So now, even though my problem is fixed, I actually have more questions than when I started. Besides the fact that I don’t currently understand why what I did fixed things, it makes me wonder, if since the fact that all natively-created strings in Xojo are inherently by default UTF-8 encoding, does this mean that I have to ALWAYS use NVARCHAR for table column definition in order to properly handle data from Xojo strings? That would confuse me royally since I’ve used VARCHAR for just about every such application without any problems to date.

By any chance does anyone have a plausible explanation for this … sure would make me feel better :slight_smile:

Thanks … Don

I’m glad you got it resolved. I don’t know enough about MS SQL Server to come up with a reason, but I can guess!

In your original example, you were putting UTF-8 into a column designed for ASCII (essentially). There must have been some conversion going on, either in the MS SQL Server plugin or on MS SQL Server itself. Perhaps that was getting confused. Does specifically setting your string encoding to ASCII in Xojo allow the update to the VARCHAR column?

Personally, I think using NVARCHAR does make more sense in this day and age, but does not seem truly necessary for your column since you are just putting a very specific string value into it.

Conclusion: Encodings are a pain. I’m glad you got it working.

Thanks once again, Paul, for offering your thoughts. Certainly makes sense and offers a possible explanation. Quite frankly, had it not been for your initial guess last night about encodings in general, I don’t think I would have arrived where I did. I am sincerely appreciative that you took the time to respond … sure saved me lots in return!

Great question, Paul … and one that I might just “learn” something definitive from all of this after all . I’ll give it a go this evening after dinner. My “intellectual curiosity” can be both a blessing and a curse.

Stay warm in Maine (if that’s possible :slight_smile: )
… Don

This winter, no so much.

You could come here - it’s balmy -30C today! Break out the shorts !

No thanks, Norman … been there, done that, and got the tee shirt to prove it!

… And I’ll bet that is one big reason, Norm, why you are as good as you are at what you do … you’re trapped inside with that insidious computer and have no outdoor life or alternative :slight_smile: … Well, maybe for a month or so around July. Smartest move I ever made was the one from the snow-belt of the eastern suburbs of Cleveland, Ohio to near Myrtle Beach, SC in 1979 … never looked back!
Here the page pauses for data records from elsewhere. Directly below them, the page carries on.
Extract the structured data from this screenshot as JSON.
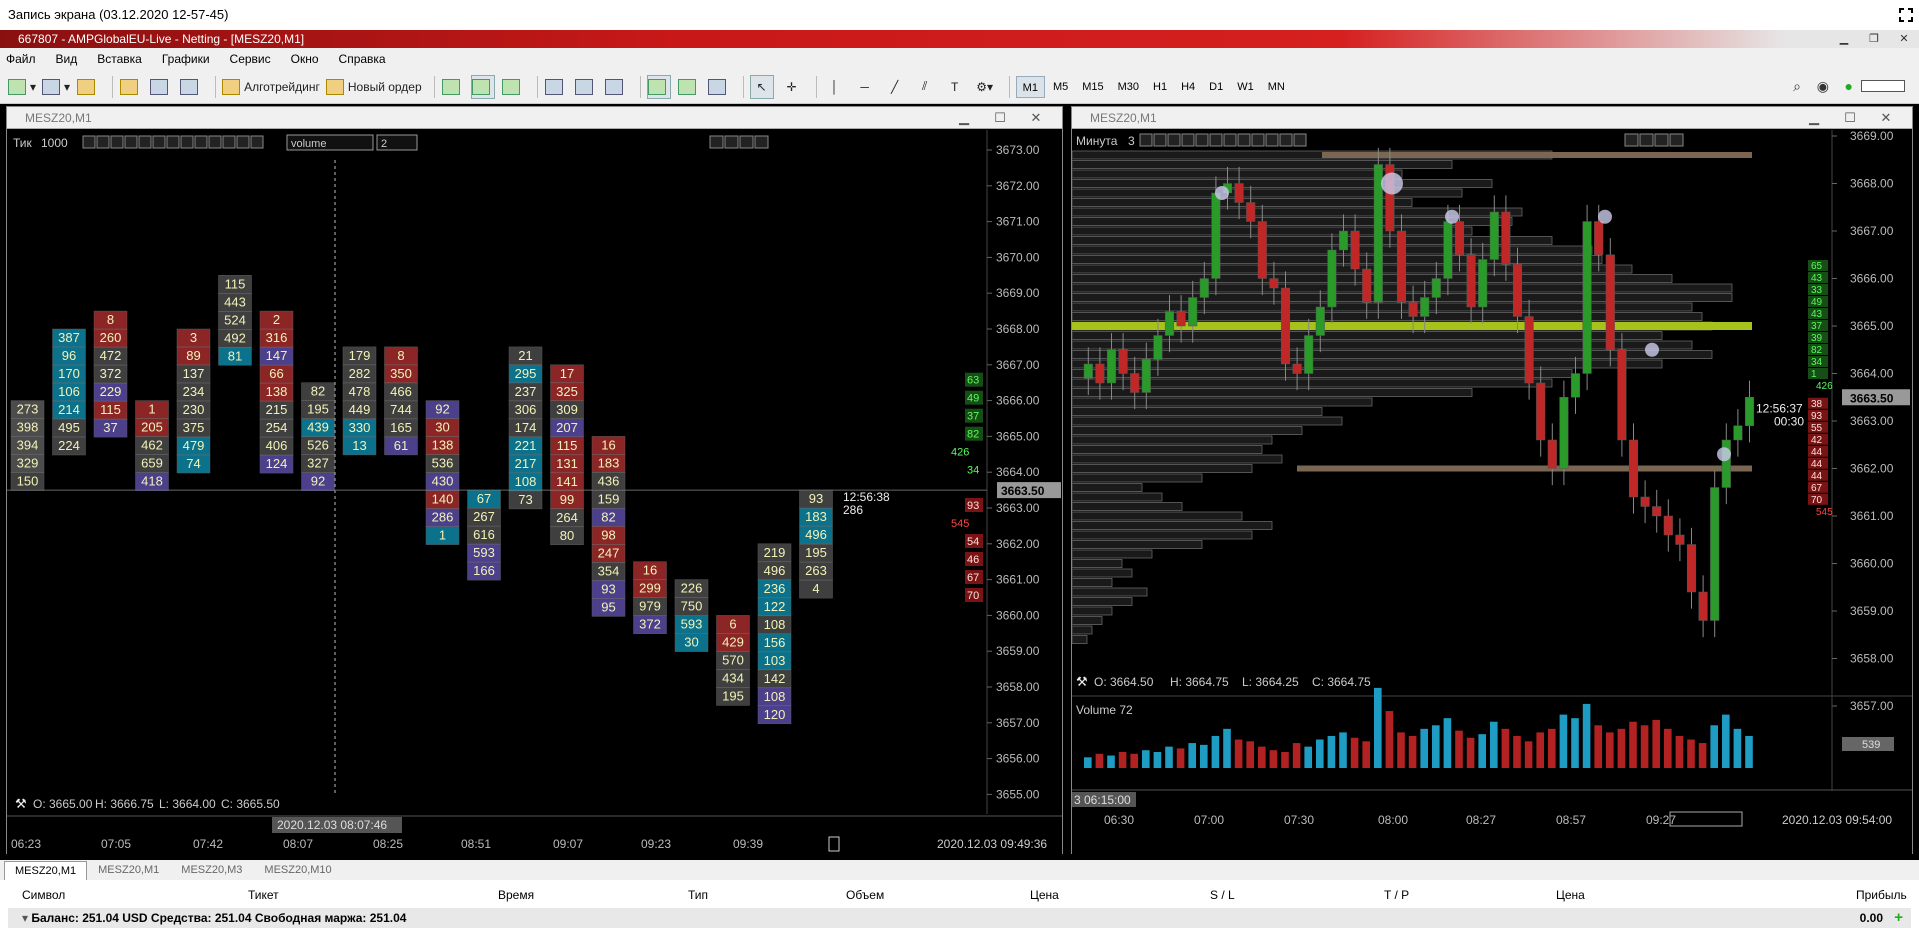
{
  "recording_title": "Запись экрана (03.12.2020 12-57-45)",
  "app_title": "667807 - AMPGlobalEU-Live - Netting - [MESZ20,M1]",
  "menu": [
    "Файл",
    "Вид",
    "Вставка",
    "Графики",
    "Сервис",
    "Окно",
    "Справка"
  ],
  "toolbar": {
    "algo": "Алготрейдинг",
    "new_order": "Новый ордер",
    "timeframes": [
      "M1",
      "M5",
      "M15",
      "M30",
      "H1",
      "H4",
      "D1",
      "W1",
      "MN"
    ],
    "selected_tf": "M1"
  },
  "left_window": {
    "title": "MESZ20,M1",
    "mode": "Тик",
    "mode_value": "1000",
    "combo": "volume",
    "spin": "2",
    "ohlc": {
      "o": "O: 3665.00",
      "h": "H: 3666.75",
      "l": "L: 3664.00",
      "c": "C: 3665.50"
    },
    "price_labels": [
      "3673.00",
      "3672.00",
      "3671.00",
      "3670.00",
      "3669.00",
      "3668.00",
      "3667.00",
      "3666.00",
      "3665.00",
      "3664.00",
      "3663.00",
      "3662.00",
      "3661.00",
      "3660.00",
      "3659.00",
      "3658.00",
      "3657.00",
      "3656.00",
      "3655.00"
    ],
    "current_price": "3663.50",
    "timer": "12:56:38",
    "timer_sub": "286",
    "time_labels": [
      "06:23",
      "07:05",
      "07:42",
      "08:07",
      "08:25",
      "08:51",
      "09:07",
      "09:23",
      "09:39"
    ],
    "cursor_time": "2020.12.03 08:07:46",
    "end_time": "2020.12.03 09:49:36",
    "dom_green": [
      "63",
      "49",
      "37",
      "82",
      "426",
      "34"
    ],
    "dom_red": [
      "93",
      "545",
      "54",
      "46",
      "67",
      "70"
    ],
    "footprint": [
      {
        "lvl": 3666,
        "cells": [
          {
            "v": "273",
            "c": "#666"
          },
          {
            "v": "398",
            "c": "#666"
          },
          {
            "v": "394",
            "c": "#666"
          },
          {
            "v": "329",
            "c": "#666"
          },
          {
            "v": "150",
            "c": "#555"
          }
        ]
      },
      {
        "lvl": 3668,
        "cells": [
          {
            "v": "387",
            "c": "#19b"
          },
          {
            "v": "96",
            "c": "#19b"
          },
          {
            "v": "170",
            "c": "#19b"
          },
          {
            "v": "106",
            "c": "#19b"
          },
          {
            "v": "214",
            "c": "#19b"
          },
          {
            "v": "495",
            "c": "#555"
          },
          {
            "v": "224",
            "c": "#555"
          }
        ]
      },
      {
        "lvl": 3668.5,
        "cells": [
          {
            "v": "8",
            "c": "#b33"
          },
          {
            "v": "260",
            "c": "#b33"
          },
          {
            "v": "472",
            "c": "#555"
          },
          {
            "v": "372",
            "c": "#555"
          },
          {
            "v": "229",
            "c": "#65b"
          },
          {
            "v": "115",
            "c": "#b33"
          },
          {
            "v": "37",
            "c": "#65b"
          }
        ]
      },
      {
        "lvl": 3666,
        "cells": [
          {
            "v": "1",
            "c": "#b33"
          },
          {
            "v": "205",
            "c": "#b33"
          },
          {
            "v": "462",
            "c": "#555"
          },
          {
            "v": "659",
            "c": "#555"
          },
          {
            "v": "418",
            "c": "#65b"
          }
        ]
      },
      {
        "lvl": 3668,
        "cells": [
          {
            "v": "3",
            "c": "#b33"
          },
          {
            "v": "89",
            "c": "#b33"
          },
          {
            "v": "137",
            "c": "#555"
          },
          {
            "v": "234",
            "c": "#555"
          },
          {
            "v": "230",
            "c": "#555"
          },
          {
            "v": "375",
            "c": "#555"
          },
          {
            "v": "479",
            "c": "#19b"
          },
          {
            "v": "74",
            "c": "#19b"
          }
        ]
      },
      {
        "lvl": 3669.5,
        "cells": [
          {
            "v": "115",
            "c": "#555"
          },
          {
            "v": "443",
            "c": "#555"
          },
          {
            "v": "524",
            "c": "#555"
          },
          {
            "v": "492",
            "c": "#555"
          },
          {
            "v": "81",
            "c": "#19b"
          }
        ]
      },
      {
        "lvl": 3668.5,
        "cells": [
          {
            "v": "2",
            "c": "#b33"
          },
          {
            "v": "316",
            "c": "#b33"
          },
          {
            "v": "147",
            "c": "#65b"
          },
          {
            "v": "66",
            "c": "#b33"
          },
          {
            "v": "138",
            "c": "#b33"
          },
          {
            "v": "215",
            "c": "#555"
          },
          {
            "v": "254",
            "c": "#555"
          },
          {
            "v": "406",
            "c": "#555"
          },
          {
            "v": "124",
            "c": "#65b"
          }
        ]
      },
      {
        "lvl": 3666.5,
        "cells": [
          {
            "v": "82",
            "c": "#555"
          },
          {
            "v": "195",
            "c": "#555"
          },
          {
            "v": "439",
            "c": "#19b"
          },
          {
            "v": "526",
            "c": "#555"
          },
          {
            "v": "327",
            "c": "#555"
          },
          {
            "v": "92",
            "c": "#65b"
          }
        ]
      },
      {
        "lvl": 3667.5,
        "cells": [
          {
            "v": "179",
            "c": "#555"
          },
          {
            "v": "282",
            "c": "#555"
          },
          {
            "v": "478",
            "c": "#555"
          },
          {
            "v": "449",
            "c": "#555"
          },
          {
            "v": "330",
            "c": "#19b"
          },
          {
            "v": "13",
            "c": "#19b"
          }
        ]
      },
      {
        "lvl": 3667.5,
        "cells": [
          {
            "v": "8",
            "c": "#b33"
          },
          {
            "v": "350",
            "c": "#b33"
          },
          {
            "v": "466",
            "c": "#555"
          },
          {
            "v": "744",
            "c": "#555"
          },
          {
            "v": "165",
            "c": "#555"
          },
          {
            "v": "61",
            "c": "#65b"
          }
        ]
      },
      {
        "lvl": 3666,
        "cells": [
          {
            "v": "92",
            "c": "#65b"
          },
          {
            "v": "30",
            "c": "#b33"
          },
          {
            "v": "138",
            "c": "#b33"
          },
          {
            "v": "536",
            "c": "#555"
          },
          {
            "v": "430",
            "c": "#65b"
          },
          {
            "v": "140",
            "c": "#b33"
          },
          {
            "v": "286",
            "c": "#65b"
          },
          {
            "v": "1",
            "c": "#19b"
          }
        ]
      },
      {
        "lvl": 3663.5,
        "cells": [
          {
            "v": "67",
            "c": "#19b"
          },
          {
            "v": "267",
            "c": "#555"
          },
          {
            "v": "616",
            "c": "#555"
          },
          {
            "v": "593",
            "c": "#65b"
          },
          {
            "v": "166",
            "c": "#65b"
          }
        ]
      },
      {
        "lvl": 3667.5,
        "cells": [
          {
            "v": "21",
            "c": "#555"
          },
          {
            "v": "295",
            "c": "#19b"
          },
          {
            "v": "237",
            "c": "#555"
          },
          {
            "v": "306",
            "c": "#555"
          },
          {
            "v": "174",
            "c": "#555"
          },
          {
            "v": "221",
            "c": "#19b"
          },
          {
            "v": "217",
            "c": "#19b"
          },
          {
            "v": "108",
            "c": "#19b"
          },
          {
            "v": "73",
            "c": "#555"
          }
        ]
      },
      {
        "lvl": 3667,
        "cells": [
          {
            "v": "17",
            "c": "#b33"
          },
          {
            "v": "325",
            "c": "#b33"
          },
          {
            "v": "309",
            "c": "#555"
          },
          {
            "v": "207",
            "c": "#65b"
          },
          {
            "v": "115",
            "c": "#b33"
          },
          {
            "v": "131",
            "c": "#b33"
          },
          {
            "v": "141",
            "c": "#b33"
          },
          {
            "v": "99",
            "c": "#b33"
          },
          {
            "v": "264",
            "c": "#555"
          },
          {
            "v": "80",
            "c": "#555"
          }
        ]
      },
      {
        "lvl": 3665,
        "cells": [
          {
            "v": "16",
            "c": "#b33"
          },
          {
            "v": "183",
            "c": "#b33"
          },
          {
            "v": "436",
            "c": "#555"
          },
          {
            "v": "159",
            "c": "#555"
          },
          {
            "v": "82",
            "c": "#65b"
          },
          {
            "v": "98",
            "c": "#b33"
          },
          {
            "v": "247",
            "c": "#b33"
          },
          {
            "v": "354",
            "c": "#555"
          },
          {
            "v": "93",
            "c": "#65b"
          },
          {
            "v": "95",
            "c": "#65b"
          }
        ]
      },
      {
        "lvl": 3661.5,
        "cells": [
          {
            "v": "16",
            "c": "#b33"
          },
          {
            "v": "299",
            "c": "#b33"
          },
          {
            "v": "979",
            "c": "#555"
          },
          {
            "v": "372",
            "c": "#65b"
          }
        ]
      },
      {
        "lvl": 3661,
        "cells": [
          {
            "v": "226",
            "c": "#555"
          },
          {
            "v": "750",
            "c": "#555"
          },
          {
            "v": "593",
            "c": "#19b"
          },
          {
            "v": "30",
            "c": "#19b"
          }
        ]
      },
      {
        "lvl": 3660,
        "cells": [
          {
            "v": "6",
            "c": "#b33"
          },
          {
            "v": "429",
            "c": "#b33"
          },
          {
            "v": "570",
            "c": "#555"
          },
          {
            "v": "434",
            "c": "#555"
          },
          {
            "v": "195",
            "c": "#555"
          }
        ]
      },
      {
        "lvl": 3662,
        "cells": [
          {
            "v": "219",
            "c": "#555"
          },
          {
            "v": "496",
            "c": "#555"
          },
          {
            "v": "236",
            "c": "#19b"
          },
          {
            "v": "122",
            "c": "#19b"
          },
          {
            "v": "108",
            "c": "#555"
          },
          {
            "v": "156",
            "c": "#19b"
          },
          {
            "v": "103",
            "c": "#19b"
          },
          {
            "v": "142",
            "c": "#555"
          },
          {
            "v": "108",
            "c": "#65b"
          },
          {
            "v": "120",
            "c": "#65b"
          }
        ]
      },
      {
        "lvl": 3663.5,
        "cells": [
          {
            "v": "93",
            "c": "#555"
          },
          {
            "v": "183",
            "c": "#19b"
          },
          {
            "v": "496",
            "c": "#19b"
          },
          {
            "v": "195",
            "c": "#555"
          },
          {
            "v": "263",
            "c": "#555"
          },
          {
            "v": "4",
            "c": "#555"
          }
        ]
      }
    ]
  },
  "right_window": {
    "title": "MESZ20,M1",
    "mode": "Минута",
    "mode_value": "3",
    "ohlc": {
      "o": "O: 3664.50",
      "h": "H: 3664.75",
      "l": "L: 3664.25",
      "c": "C: 3664.75"
    },
    "price_labels": [
      "3669.00",
      "3668.00",
      "3667.00",
      "3666.00",
      "3665.00",
      "3664.00",
      "3663.00",
      "3662.00",
      "3661.00",
      "3660.00",
      "3659.00",
      "3658.00",
      "3657.00"
    ],
    "current_price": "3663.50",
    "timer": "12:56:37",
    "timer_sub": "00:30",
    "volume_label": "Volume 72",
    "volume_value": "539",
    "start_time": "3 06:15:00",
    "time_labels": [
      "06:30",
      "07:00",
      "07:30",
      "08:00",
      "08:27",
      "08:57",
      "09:27"
    ],
    "end_time": "2020.12.03 09:54:00",
    "dom_green": [
      "65",
      "43",
      "33",
      "49",
      "43",
      "37",
      "39",
      "82",
      "34",
      "1",
      "426"
    ],
    "dom_red": [
      "38",
      "93",
      "55",
      "42",
      "44",
      "44",
      "44",
      "67",
      "70",
      "545"
    ],
    "candles": [
      3664.2,
      3663.8,
      3664.5,
      3664.0,
      3663.6,
      3664.3,
      3664.8,
      3665.3,
      3665.0,
      3665.6,
      3666.0,
      3667.8,
      3668.0,
      3667.6,
      3667.2,
      3666.0,
      3665.8,
      3664.2,
      3664.0,
      3664.8,
      3665.4,
      3666.6,
      3667.0,
      3666.2,
      3665.5,
      3668.4,
      3667.0,
      3665.5,
      3665.2,
      3665.6,
      3666.0,
      3667.2,
      3666.5,
      3665.4,
      3666.4,
      3667.4,
      3666.3,
      3665.2,
      3663.8,
      3662.6,
      3662.0,
      3663.5,
      3664.0,
      3667.2,
      3666.5,
      3664.5,
      3662.6,
      3661.4,
      3661.2,
      3661.0,
      3660.6,
      3660.4,
      3659.4,
      3658.8,
      3661.6,
      3662.6,
      3662.9,
      3663.5
    ],
    "volumes": [
      6,
      8,
      7,
      9,
      8,
      10,
      9,
      12,
      11,
      14,
      13,
      18,
      22,
      16,
      15,
      12,
      10,
      9,
      14,
      12,
      16,
      18,
      20,
      17,
      15,
      45,
      32,
      20,
      18,
      22,
      24,
      28,
      21,
      17,
      19,
      26,
      22,
      18,
      15,
      20,
      22,
      30,
      28,
      36,
      24,
      20,
      22,
      26,
      24,
      27,
      22,
      18,
      16,
      14,
      24,
      30,
      22,
      18
    ],
    "profile": [
      {
        "p": 3668.6,
        "w": 480
      },
      {
        "p": 3668.4,
        "w": 380
      },
      {
        "p": 3668.2,
        "w": 330
      },
      {
        "p": 3668.0,
        "w": 420
      },
      {
        "p": 3667.8,
        "w": 390
      },
      {
        "p": 3667.6,
        "w": 340
      },
      {
        "p": 3667.4,
        "w": 450
      },
      {
        "p": 3667.2,
        "w": 440
      },
      {
        "p": 3667.0,
        "w": 400
      },
      {
        "p": 3666.8,
        "w": 480
      },
      {
        "p": 3666.6,
        "w": 520
      },
      {
        "p": 3666.4,
        "w": 530
      },
      {
        "p": 3666.2,
        "w": 560
      },
      {
        "p": 3666.0,
        "w": 600
      },
      {
        "p": 3665.8,
        "w": 660
      },
      {
        "p": 3665.6,
        "w": 660
      },
      {
        "p": 3665.4,
        "w": 620
      },
      {
        "p": 3665.2,
        "w": 630
      },
      {
        "p": 3665.0,
        "w": 640
      },
      {
        "p": 3664.8,
        "w": 590
      },
      {
        "p": 3664.6,
        "w": 620
      },
      {
        "p": 3664.4,
        "w": 640
      },
      {
        "p": 3664.2,
        "w": 590
      },
      {
        "p": 3664.0,
        "w": 500
      },
      {
        "p": 3663.8,
        "w": 480
      },
      {
        "p": 3663.6,
        "w": 400
      },
      {
        "p": 3663.4,
        "w": 300
      },
      {
        "p": 3663.2,
        "w": 250
      },
      {
        "p": 3663.0,
        "w": 270
      },
      {
        "p": 3662.8,
        "w": 230
      },
      {
        "p": 3662.6,
        "w": 200
      },
      {
        "p": 3662.4,
        "w": 190
      },
      {
        "p": 3662.2,
        "w": 210
      },
      {
        "p": 3662.0,
        "w": 180
      },
      {
        "p": 3661.8,
        "w": 130
      },
      {
        "p": 3661.6,
        "w": 70
      },
      {
        "p": 3661.4,
        "w": 90
      },
      {
        "p": 3661.2,
        "w": 110
      },
      {
        "p": 3661.0,
        "w": 170
      },
      {
        "p": 3660.8,
        "w": 200
      },
      {
        "p": 3660.6,
        "w": 180
      },
      {
        "p": 3660.4,
        "w": 130
      },
      {
        "p": 3660.2,
        "w": 80
      },
      {
        "p": 3660.0,
        "w": 50
      },
      {
        "p": 3659.8,
        "w": 60
      },
      {
        "p": 3659.6,
        "w": 40
      },
      {
        "p": 3659.4,
        "w": 75
      },
      {
        "p": 3659.2,
        "w": 60
      },
      {
        "p": 3659.0,
        "w": 40
      },
      {
        "p": 3658.8,
        "w": 30
      },
      {
        "p": 3658.6,
        "w": 20
      },
      {
        "p": 3658.4,
        "w": 15
      }
    ]
  },
  "tabs": [
    "MESZ20,M1",
    "MESZ20,M1",
    "MESZ20,M3",
    "MESZ20,M10"
  ],
  "active_tab": 0,
  "terminal": {
    "columns": [
      "Символ",
      "Тикет",
      "Время",
      "Тип",
      "Объем",
      "Цена",
      "S / L",
      "T / P",
      "Цена",
      "Прибыль"
    ],
    "balance_line": "Баланс: 251.04 USD  Средства: 251.04  Свободная маржа: 251.04",
    "profit": "0.00"
  },
  "colors": {
    "up": "#2a9a2a",
    "down": "#c02828",
    "blue_cell": "#19b",
    "red_cell": "#b33",
    "purple_cell": "#65b",
    "poc": "#a6c21b"
  }
}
… Don

Yeah keep trying to tell wife we need to move to Costa Rica or something like that
She complains about being far aaa from kids & grandkids & such … or something frivolous like that :stuck_out_tongue:

But yeah if I got near a beach full time I’d probably just snorkel all day

Why Costa Rica, Norman? … there’s a beautiful beach-side place available right now in Belize formerly owned by another software guru who won’t be going back there anytime soon, I can guarantee ya! :slight_smile:

Just been to Costa Rica and really liked it - would go back in heart beat
And I already know where the Canadian beach is - been there
Nice place and I already know it has internet - used that :stuck_out_tongue: